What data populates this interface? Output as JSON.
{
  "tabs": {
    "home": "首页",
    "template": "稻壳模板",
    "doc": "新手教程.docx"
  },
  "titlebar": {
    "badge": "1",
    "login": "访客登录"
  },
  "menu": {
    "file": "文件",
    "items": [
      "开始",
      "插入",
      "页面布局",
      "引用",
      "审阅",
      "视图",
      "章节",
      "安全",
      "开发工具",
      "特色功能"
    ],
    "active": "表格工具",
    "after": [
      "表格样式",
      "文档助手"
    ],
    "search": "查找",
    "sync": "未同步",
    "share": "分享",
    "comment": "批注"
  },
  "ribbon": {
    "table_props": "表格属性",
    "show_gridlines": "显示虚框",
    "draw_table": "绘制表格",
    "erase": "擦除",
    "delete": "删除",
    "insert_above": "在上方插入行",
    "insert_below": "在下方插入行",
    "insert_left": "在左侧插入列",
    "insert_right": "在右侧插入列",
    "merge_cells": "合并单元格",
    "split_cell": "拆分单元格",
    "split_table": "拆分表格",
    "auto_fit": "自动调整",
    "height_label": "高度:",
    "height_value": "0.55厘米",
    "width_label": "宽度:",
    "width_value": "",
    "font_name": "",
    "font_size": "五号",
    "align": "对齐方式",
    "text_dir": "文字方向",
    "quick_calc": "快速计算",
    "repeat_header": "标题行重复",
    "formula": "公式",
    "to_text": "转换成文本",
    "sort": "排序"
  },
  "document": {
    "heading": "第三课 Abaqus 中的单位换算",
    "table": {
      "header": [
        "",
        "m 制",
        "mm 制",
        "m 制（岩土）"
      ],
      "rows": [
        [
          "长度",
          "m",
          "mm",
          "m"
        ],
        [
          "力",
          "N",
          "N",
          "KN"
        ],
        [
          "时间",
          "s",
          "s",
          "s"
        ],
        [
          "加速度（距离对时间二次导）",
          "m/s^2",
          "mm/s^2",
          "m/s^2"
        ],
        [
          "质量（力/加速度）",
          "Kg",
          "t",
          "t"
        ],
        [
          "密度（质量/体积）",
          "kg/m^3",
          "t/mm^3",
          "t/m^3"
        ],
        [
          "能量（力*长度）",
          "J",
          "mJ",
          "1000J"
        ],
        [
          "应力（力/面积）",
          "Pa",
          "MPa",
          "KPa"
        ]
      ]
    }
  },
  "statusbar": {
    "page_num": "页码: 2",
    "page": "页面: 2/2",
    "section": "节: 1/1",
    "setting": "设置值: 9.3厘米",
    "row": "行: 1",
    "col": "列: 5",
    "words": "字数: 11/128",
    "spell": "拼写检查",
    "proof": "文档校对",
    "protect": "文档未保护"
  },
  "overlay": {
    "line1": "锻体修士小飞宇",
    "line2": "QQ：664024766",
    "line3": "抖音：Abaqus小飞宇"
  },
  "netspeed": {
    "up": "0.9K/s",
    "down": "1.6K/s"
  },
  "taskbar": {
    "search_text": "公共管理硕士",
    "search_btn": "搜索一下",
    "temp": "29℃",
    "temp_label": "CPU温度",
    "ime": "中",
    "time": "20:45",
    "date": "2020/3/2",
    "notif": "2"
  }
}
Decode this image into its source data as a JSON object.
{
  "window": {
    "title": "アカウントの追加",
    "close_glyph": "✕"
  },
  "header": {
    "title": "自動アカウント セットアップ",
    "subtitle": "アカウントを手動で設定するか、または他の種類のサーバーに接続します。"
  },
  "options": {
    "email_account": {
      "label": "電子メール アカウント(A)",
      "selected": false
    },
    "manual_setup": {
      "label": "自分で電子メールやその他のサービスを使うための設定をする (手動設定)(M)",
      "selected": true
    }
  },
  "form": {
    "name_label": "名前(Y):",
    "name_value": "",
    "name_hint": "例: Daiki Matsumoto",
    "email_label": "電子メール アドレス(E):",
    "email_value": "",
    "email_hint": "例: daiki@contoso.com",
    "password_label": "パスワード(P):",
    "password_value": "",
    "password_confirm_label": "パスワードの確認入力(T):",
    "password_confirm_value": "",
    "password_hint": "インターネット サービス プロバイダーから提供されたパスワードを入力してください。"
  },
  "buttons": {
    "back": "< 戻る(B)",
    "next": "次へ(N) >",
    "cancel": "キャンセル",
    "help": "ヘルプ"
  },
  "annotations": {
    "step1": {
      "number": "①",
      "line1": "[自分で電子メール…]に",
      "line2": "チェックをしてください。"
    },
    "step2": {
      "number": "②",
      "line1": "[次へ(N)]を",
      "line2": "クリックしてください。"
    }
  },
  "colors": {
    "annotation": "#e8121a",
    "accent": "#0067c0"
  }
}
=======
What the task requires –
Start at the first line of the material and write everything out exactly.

Answer section –
What data populates this interface? Output as JSON.
{
  "tabs": {
    "home": "首页",
    "template": "稻壳模板",
    "doc": "新手教程.docx"
  },
  "titlebar": {
    "badge": "1",
    "login": "访客登录"
  },
  "menu": {
    "file": "文件",
    "items": [
      "开始",
      "插入",
      "页面布局",
      "引用",
      "审阅",
      "视图",
      "章节",
      "安全",
      "开发工具",
      "特色功能"
    ],
    "active": "表格工具",
    "after": [
      "表格样式",
      "文档助手"
    ],
    "search": "查找",
    "sync": "未同步",
    "share": "分享",
    "comment": "批注"
  },
  "ribbon": {
    "table_props": "表格属性",
    "show_gridlines": "显示虚框",
    "draw_table": "绘制表格",
    "erase": "擦除",
    "delete": "删除",
    "insert_above": "在上方插入行",
    "insert_below": "在下方插入行",
    "insert_left": "在左侧插入列",
    "insert_right": "在右侧插入列",
    "merge_cells": "合并单元格",
    "split_cell": "拆分单元格",
    "split_table": "拆分表格",
    "auto_fit": "自动调整",
    "height_label": "高度:",
    "height_value": "0.55厘米",
    "width_label": "宽度:",
    "width_value": "",
    "font_name": "",
    "font_size": "五号",
    "align": "对齐方式",
    "text_dir": "文字方向",
    "quick_calc": "快速计算",
    "repeat_header": "标题行重复",
    "formula": "公式",
    "to_text": "转换成文本",
    "sort": "排序"
  },
  "document": {
    "heading": "第三课 Abaqus 中的单位换算",
    "table": {
      "header": [
        "",
        "m 制",
        "mm 制",
        "m 制（岩土）"
      ],
      "rows": [
        [
          "长度",
          "m",
          "mm",
          "m"
        ],
        [
          "力",
          "N",
          "N",
          "KN"
        ],
        [
          "时间",
          "s",
          "s",
          "s"
        ],
        [
          "加速度（距离对时间二次导）",
          "m/s^2",
          "mm/s^2",
          "m/s^2"
        ],
        [
          "质量（力/加速度）",
          "Kg",
          "t",
          "t"
        ],
        [
          "密度（质量/体积）",
          "kg/m^3",
          "t/mm^3",
          "t/m^3"
        ],
        [
          "能量（力*长度）",
          "J",
          "mJ",
          "1000J"
        ],
        [
          "应力（力/面积）",
          "Pa",
          "MPa",
          "KPa"
        ]
      ]
    }
  },
  "statusbar": {
    "page_num": "页码: 2",
    "page": "页面: 2/2",
    "section": "节: 1/1",
    "setting": "设置值: 9.3厘米",
    "row": "行: 1",
    "col": "列: 5",
    "words": "字数: 11/128",
    "spell": "拼写检查",
    "proof": "文档校对",
    "protect": "文档未保护"
  },
  "overlay": {
    "line1": "锻体修士小飞宇",
    "line2": "QQ：664024766",
    "line3": "抖音：Abaqus小飞宇"
  },
  "netspeed": {
    "up": "0.9K/s",
    "down": "1.6K/s"
  },
  "taskbar": {
    "search_text": "公共管理硕士",
    "search_btn": "搜索一下",
    "temp": "29℃",
    "temp_label": "CPU温度",
    "ime": "中",
    "time": "20:45",
    "date": "2020/3/2",
    "notif": "2"
  }
}
Decode this image into its source data as a JSON object.
{
  "window": {
    "title": "アカウントの追加",
    "close_glyph": "✕"
  },
  "header": {
    "title": "自動アカウント セットアップ",
    "subtitle": "アカウントを手動で設定するか、または他の種類のサーバーに接続します。"
  },
  "options": {
    "email_account": {
      "label": "電子メール アカウント(A)",
      "selected": false
    },
    "manual_setup": {
      "label": "自分で電子メールやその他のサービスを使うための設定をする (手動設定)(M)",
      "selected": true
    }
  },
  "form": {
    "name_label": "名前(Y):",
    "name_value": "",
    "name_hint": "例: Daiki Matsumoto",
    "email_label": "電子メール アドレス(E):",
    "email_value": "",
    "email_hint": "例: daiki@contoso.com",
    "password_label": "パスワード(P):",
    "password_value": "",
    "password_confirm_label": "パスワードの確認入力(T):",
    "password_confirm_value": "",
    "password_hint": "インターネット サービス プロバイダーから提供されたパスワードを入力してください。"
  },
  "buttons": {
    "back": "< 戻る(B)",
    "next": "次へ(N) >",
    "cancel": "キャンセル",
    "help": "ヘルプ"
  },
  "annotations": {
    "step1": {
      "number": "①",
      "line1": "[自分で電子メール…]に",
      "line2": "チェックをしてください。"
    },
    "step2": {
      "number": "②",
      "line1": "[次へ(N)]を",
      "line2": "クリックしてください。"
    }
  },
  "colors": {
    "annotation": "#e8121a",
    "accent": "#0067c0"
  }
}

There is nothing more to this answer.